Cash Converters has moved its data science workspace - used to analyse personal loans and in-store trends - from Databricks to a newer native Azure-based service.
The company, known for its pawnbroking and payday lending operations, took up Azure Synapse Analytics and also switched its data visualisation tool as part of a technology uplift.
Cash Converters will still draw its raw data points and telemetry back to an Azure SQL data warehouse, but will use Synapse in place of Databricks to ingest, transform and analyse subsets of that raw ‘event’ data.
Events occur and are recorded whenever, for example, an activity is detected on a personal loan.
“For everything that happens, one event is created: an application is received, the application was approved, or a payment for this loan was received,” data science lead Dr Ryan Behdad told iTnews.
“Everything that happens is a row in one table.”
However, data science - which has a team of seven and sits within IT - is less interested in the raw numbers as it is in using them to establish patterns and trends, such as recognising warning signs with a customer or loan.
“We just want to know the latest stats of data in a summarised way,” Behdad said.
“That’s where we need to do all those transformations [to the raw data] to have one picture of a customer or a loan.”
Data science works with a subset of Cash Converters’ data, pertaining to personal finance and store operations.
Other areas of the business, such as marketing, also uses data analytics, but has its own embedded analyst resources that work with the central data science team.
What Cash Converters does with its data hasn’t changed under the transformation; rather, a switch in tooling has enabled the company to cut its costs and gain some additional technical capabilities.
The company had been exporting raw data in CSV or Parquet files into an Azure Databricks environment where it could be transformed and analysed.
It will now do that in Azure Synapse Analytics instead.
Behdad said there was less waiting time to analyse data with the native Azure service.
“When we were using Databricks we had to start a cluster [of computational resources] which could take 10 minutes to start, then it would load all the schemas, databases and tables, and finally we had it available after 10-15 minutes, and then we had to remember to turn it off, otherwise it would have been charging us,” Behdad said.
Azure Synapse Analytics, on the other hand, allowed data queries to be run on-demand.
Behdad said that connecting the company’s previous preferred visualisation tool, Tableau, to Azure Databricks was also complicated.
“If we wanted to connect [Tableau], we had to create a token on Azure Databricks and then copy that and put it in the connection settings of Tableau and then it would have access to [the data],” Behdad said.
“It was very cumbersome. If anyone wanted to use it we had to point them to a documentation on Confluence that we had written, and go through all of these steps to be able to do it.”

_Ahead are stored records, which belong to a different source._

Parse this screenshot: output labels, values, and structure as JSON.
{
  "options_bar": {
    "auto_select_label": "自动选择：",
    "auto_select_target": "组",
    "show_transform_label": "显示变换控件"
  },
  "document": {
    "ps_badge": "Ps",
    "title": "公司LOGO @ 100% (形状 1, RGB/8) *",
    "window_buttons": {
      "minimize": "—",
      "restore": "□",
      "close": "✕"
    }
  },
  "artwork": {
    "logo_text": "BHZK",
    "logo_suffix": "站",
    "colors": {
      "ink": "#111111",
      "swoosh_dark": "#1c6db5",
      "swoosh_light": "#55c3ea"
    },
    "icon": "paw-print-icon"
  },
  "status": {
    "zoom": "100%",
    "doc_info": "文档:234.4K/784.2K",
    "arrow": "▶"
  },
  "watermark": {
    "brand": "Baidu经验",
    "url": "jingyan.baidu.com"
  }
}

Cash Converters has since switched its visualisation tool from Tableau to the open source Redash, which Behdad said is easier to connect with Synapse, and is also less costly.
Both the Synapse and Redash adoptions were the result of proofs of concept run by the data science team, including by data engineer Waqas Hussain.

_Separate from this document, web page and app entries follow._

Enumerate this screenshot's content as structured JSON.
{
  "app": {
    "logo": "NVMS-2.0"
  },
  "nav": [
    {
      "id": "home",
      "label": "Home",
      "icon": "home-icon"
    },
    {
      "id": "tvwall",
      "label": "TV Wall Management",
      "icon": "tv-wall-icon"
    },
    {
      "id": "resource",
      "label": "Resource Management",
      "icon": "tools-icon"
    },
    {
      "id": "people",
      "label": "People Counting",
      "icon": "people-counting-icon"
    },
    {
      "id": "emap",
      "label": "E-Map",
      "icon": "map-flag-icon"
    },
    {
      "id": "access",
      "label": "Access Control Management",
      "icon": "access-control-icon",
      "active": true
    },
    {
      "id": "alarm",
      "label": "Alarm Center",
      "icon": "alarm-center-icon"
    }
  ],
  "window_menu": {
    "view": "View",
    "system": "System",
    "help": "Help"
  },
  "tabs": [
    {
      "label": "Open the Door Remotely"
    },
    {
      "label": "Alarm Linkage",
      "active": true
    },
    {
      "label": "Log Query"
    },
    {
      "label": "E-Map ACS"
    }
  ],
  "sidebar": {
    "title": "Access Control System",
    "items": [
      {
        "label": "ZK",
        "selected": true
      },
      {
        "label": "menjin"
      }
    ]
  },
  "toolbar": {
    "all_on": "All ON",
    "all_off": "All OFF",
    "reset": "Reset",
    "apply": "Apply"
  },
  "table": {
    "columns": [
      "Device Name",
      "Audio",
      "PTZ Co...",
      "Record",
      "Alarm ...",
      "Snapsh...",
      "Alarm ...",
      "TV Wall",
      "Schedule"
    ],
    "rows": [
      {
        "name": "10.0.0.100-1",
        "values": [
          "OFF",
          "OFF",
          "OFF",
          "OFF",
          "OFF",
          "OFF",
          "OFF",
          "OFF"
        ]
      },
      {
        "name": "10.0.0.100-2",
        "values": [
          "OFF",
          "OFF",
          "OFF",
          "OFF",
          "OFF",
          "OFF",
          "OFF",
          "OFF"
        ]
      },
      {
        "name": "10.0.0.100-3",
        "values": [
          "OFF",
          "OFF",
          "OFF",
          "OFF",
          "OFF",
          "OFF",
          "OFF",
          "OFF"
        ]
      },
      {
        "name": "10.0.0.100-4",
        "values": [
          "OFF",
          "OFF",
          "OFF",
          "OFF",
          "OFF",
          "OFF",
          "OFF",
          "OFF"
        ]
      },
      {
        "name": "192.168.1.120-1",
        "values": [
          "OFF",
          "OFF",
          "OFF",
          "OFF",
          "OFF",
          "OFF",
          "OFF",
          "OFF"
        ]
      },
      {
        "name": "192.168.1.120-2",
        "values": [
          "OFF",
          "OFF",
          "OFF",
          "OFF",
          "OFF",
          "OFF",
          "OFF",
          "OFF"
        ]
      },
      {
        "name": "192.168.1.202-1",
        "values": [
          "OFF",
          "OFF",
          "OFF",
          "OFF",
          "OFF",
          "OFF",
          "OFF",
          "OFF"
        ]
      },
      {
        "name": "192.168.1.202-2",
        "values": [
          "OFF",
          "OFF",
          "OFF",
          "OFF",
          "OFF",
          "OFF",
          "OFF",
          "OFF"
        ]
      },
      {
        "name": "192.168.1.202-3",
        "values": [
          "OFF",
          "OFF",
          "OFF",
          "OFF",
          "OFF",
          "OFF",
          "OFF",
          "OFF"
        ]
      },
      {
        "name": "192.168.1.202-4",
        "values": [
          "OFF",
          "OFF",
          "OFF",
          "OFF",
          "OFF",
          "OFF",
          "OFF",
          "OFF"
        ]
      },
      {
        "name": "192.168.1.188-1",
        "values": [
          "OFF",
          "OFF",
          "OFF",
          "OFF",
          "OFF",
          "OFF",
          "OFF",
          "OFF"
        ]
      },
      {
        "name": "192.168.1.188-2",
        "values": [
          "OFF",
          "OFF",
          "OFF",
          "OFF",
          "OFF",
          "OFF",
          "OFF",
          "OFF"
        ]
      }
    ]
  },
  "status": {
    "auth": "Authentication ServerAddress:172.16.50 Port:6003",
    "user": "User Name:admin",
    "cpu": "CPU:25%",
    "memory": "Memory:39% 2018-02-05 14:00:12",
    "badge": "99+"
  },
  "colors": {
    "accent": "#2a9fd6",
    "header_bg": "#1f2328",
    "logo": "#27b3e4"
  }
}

“In the case of Redash or Synapse, these are two examples of [technologies that] Waqas identified could be valuable tools,” Behdad said.

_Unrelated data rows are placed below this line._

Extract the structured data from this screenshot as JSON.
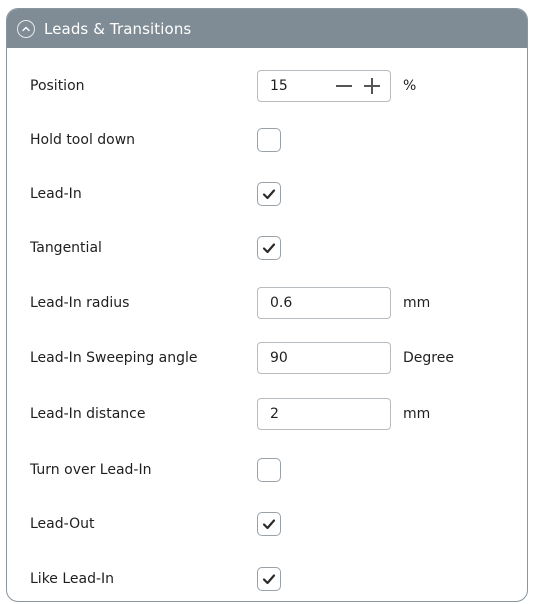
{
  "panel": {
    "title": "Leads & Transitions",
    "collapse_icon": "chevron-up-circle-icon"
  },
  "position": {
    "label": "Position",
    "value": "15",
    "unit": "%",
    "minus_icon": "minus-icon",
    "plus_icon": "plus-icon"
  },
  "hold_tool_down": {
    "label": "Hold tool down",
    "checked": false
  },
  "lead_in": {
    "label": "Lead-In",
    "checked": true
  },
  "tangential": {
    "label": "Tangential",
    "checked": true
  },
  "lead_in_radius": {
    "label": "Lead-In radius",
    "value": "0.6",
    "unit": "mm"
  },
  "lead_in_sweeping_angle": {
    "label": "Lead-In Sweeping angle",
    "value": "90",
    "unit": "Degree"
  },
  "lead_in_distance": {
    "label": "Lead-In distance",
    "value": "2",
    "unit": "mm"
  },
  "turn_over_lead_in": {
    "label": "Turn over Lead-In",
    "checked": false
  },
  "lead_out": {
    "label": "Lead-Out",
    "checked": true
  },
  "like_lead_in": {
    "label": "Like Lead-In",
    "checked": true
  },
  "colors": {
    "header_bg": "#7f8c95",
    "header_text": "#ffffff",
    "border": "#8a959c",
    "check_mark": "#2b2b2b"
  }
}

“They were approved to work on as a proof-of-concept, proved really valuable and became a part of the main solution in the business.
“These small proofs of concept, and being curious about the latest technologies, can provide a lot of value.”
Most of the work of the data science team remains in the personal finance part of the Cash Converters business.
Here, the company is interested to report on the result of each loan it approves.
“We go through all the different transactions that happen to a loan and then transform them and write a summary of that loan from the application,” Behdad said.
Cash Converters is also interested in ‘churn’; that is, customers that take out a loan, pay it off, but then don’t return.
“We have to identify why the customer is churning or not coming back,” Behdad said.
“If it is legitimate - they do not need any loan - that is fine, but if they still have need for a loan or personal finance and we are not providing the product that they need, then that gives us a good opportunity to create a new product for that cohort of the customers.”
Data science - or machine learning, more specifically - could also assist Cash Converters to recognise when a loan customer might be in trouble.
“We can predict that the customer is going to default or their loan is going to be written off,” Behdad said.
“We can [then take] some actions like helping them with some incentives like rescheduling their payments or reducing the amount of payment - whatever is needed.”
The data science team is also expecting to take on a greater role using machine learning to analyse store trends.
“We will also move to using more machine learning in that area probably in the next few months, in the next year,” Behdad said.
The first use case there is likely to be in pawnbroking.
“When a customer brings an item to pawn for a small loan, [data science will help us] evaluate that item and put the right price on it,” Behdad said.
“Right now there are systems in place that give a price, but machine learning is not used for it, and we think there’s lots of opportunity there to add more value.
“Another part that retail has is movement of stock between stores, and to provide recommendations about that.
“There are lots of projects and initiatives on the roadmap. We are just prioritising them all of the time to see which one we should tackle next.”